Word for word, repeat the data that follows. Do not include the pictures.

===== EXERCISE DATA =====

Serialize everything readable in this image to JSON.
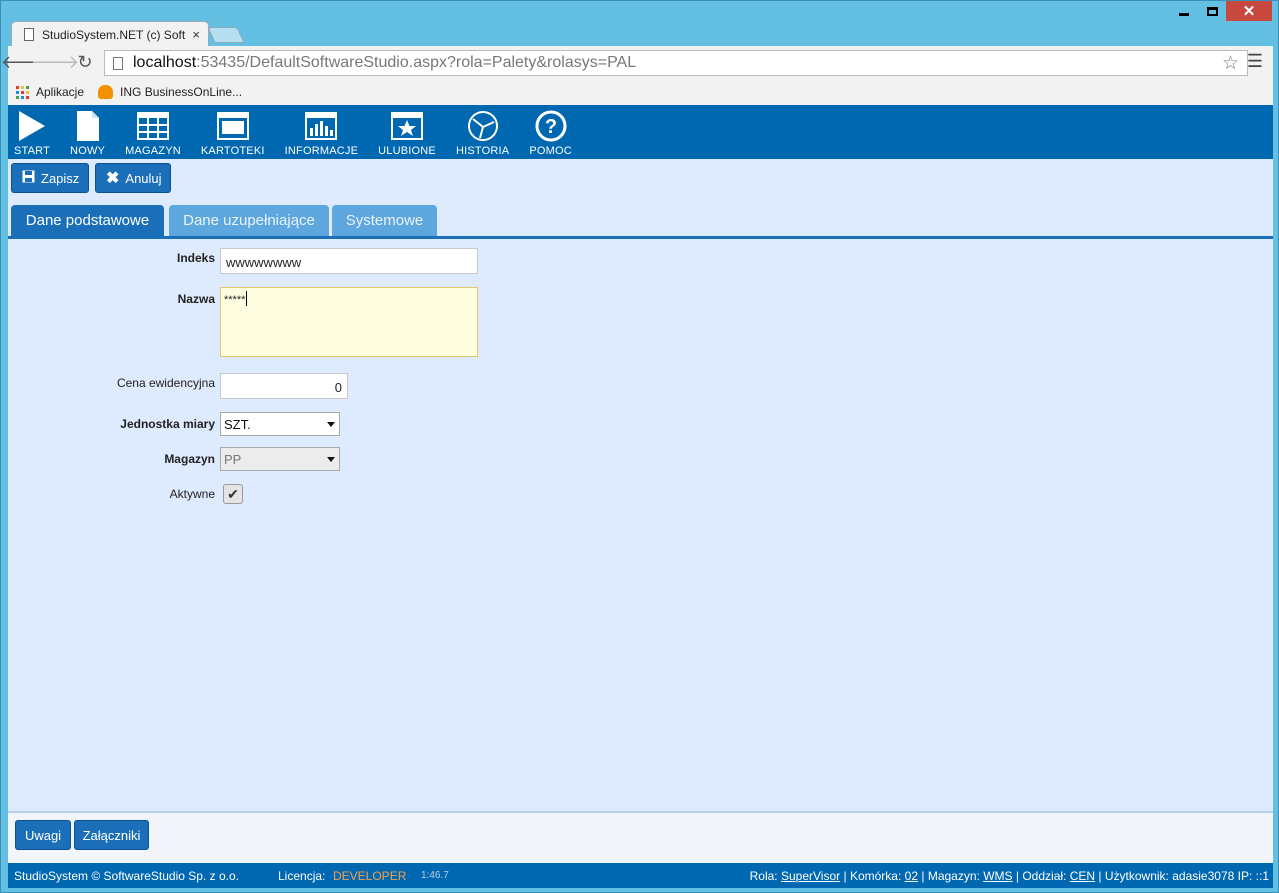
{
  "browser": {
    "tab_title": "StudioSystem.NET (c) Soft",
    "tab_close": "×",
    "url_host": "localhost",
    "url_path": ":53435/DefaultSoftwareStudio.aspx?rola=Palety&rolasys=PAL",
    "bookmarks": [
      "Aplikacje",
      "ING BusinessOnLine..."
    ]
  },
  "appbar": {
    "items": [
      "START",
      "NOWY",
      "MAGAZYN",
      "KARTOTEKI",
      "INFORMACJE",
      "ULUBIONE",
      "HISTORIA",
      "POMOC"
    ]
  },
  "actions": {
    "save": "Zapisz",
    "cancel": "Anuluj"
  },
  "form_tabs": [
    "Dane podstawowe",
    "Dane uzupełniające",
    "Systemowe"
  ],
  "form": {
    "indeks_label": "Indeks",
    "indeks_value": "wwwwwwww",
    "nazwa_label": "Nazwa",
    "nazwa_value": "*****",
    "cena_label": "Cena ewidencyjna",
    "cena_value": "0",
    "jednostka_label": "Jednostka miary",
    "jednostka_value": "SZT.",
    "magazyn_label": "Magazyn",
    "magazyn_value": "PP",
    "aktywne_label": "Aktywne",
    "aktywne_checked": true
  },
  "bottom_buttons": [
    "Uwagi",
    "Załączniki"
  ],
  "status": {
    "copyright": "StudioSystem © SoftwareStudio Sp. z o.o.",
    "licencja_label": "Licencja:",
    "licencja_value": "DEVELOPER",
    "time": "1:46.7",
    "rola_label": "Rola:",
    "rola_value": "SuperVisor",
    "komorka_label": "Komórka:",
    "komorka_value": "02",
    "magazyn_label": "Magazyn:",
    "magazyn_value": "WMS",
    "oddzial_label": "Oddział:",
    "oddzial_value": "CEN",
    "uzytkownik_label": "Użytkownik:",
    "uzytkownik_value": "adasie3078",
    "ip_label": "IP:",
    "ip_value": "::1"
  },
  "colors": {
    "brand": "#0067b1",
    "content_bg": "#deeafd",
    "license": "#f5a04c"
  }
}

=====

- **RESULT BELOW**:
Serialize everything readable in this image to JSON.
{
  "browser": {
    "tab_title": "StudioSystem.NET (c) Soft",
    "tab_close": "×",
    "url_host": "localhost",
    "url_path": ":53435/DefaultSoftwareStudio.aspx?rola=Palety&rolasys=PAL",
    "bookmarks": [
      "Aplikacje",
      "ING BusinessOnLine..."
    ]
  },
  "appbar": {
    "items": [
      "START",
      "NOWY",
      "MAGAZYN",
      "KARTOTEKI",
      "INFORMACJE",
      "ULUBIONE",
      "HISTORIA",
      "POMOC"
    ]
  },
  "actions": {
    "save": "Zapisz",
    "cancel": "Anuluj"
  },
  "form_tabs": [
    "Dane podstawowe",
    "Dane uzupełniające",
    "Systemowe"
  ],
  "form": {
    "indeks_label": "Indeks",
    "indeks_value": "wwwwwwww",
    "nazwa_label": "Nazwa",
    "nazwa_value": "*****",
    "cena_label": "Cena ewidencyjna",
    "cena_value": "0",
    "jednostka_label": "Jednostka miary",
    "jednostka_value": "SZT.",
    "magazyn_label": "Magazyn",
    "magazyn_value": "PP",
    "aktywne_label": "Aktywne",
    "aktywne_checked": true
  },
  "bottom_buttons": [
    "Uwagi",
    "Załączniki"
  ],
  "status": {
    "copyright": "StudioSystem © SoftwareStudio Sp. z o.o.",
    "licencja_label": "Licencja:",
    "licencja_value": "DEVELOPER",
    "time": "1:46.7",
    "rola_label": "Rola:",
    "rola_value": "SuperVisor",
    "komorka_label": "Komórka:",
    "komorka_value": "02",
    "magazyn_label": "Magazyn:",
    "magazyn_value": "WMS",
    "oddzial_label": "Oddział:",
    "oddzial_value": "CEN",
    "uzytkownik_label": "Użytkownik:",
    "uzytkownik_value": "adasie3078",
    "ip_label": "IP:",
    "ip_value": "::1"
  },
  "colors": {
    "brand": "#0067b1",
    "content_bg": "#deeafd",
    "license": "#f5a04c"
  }
}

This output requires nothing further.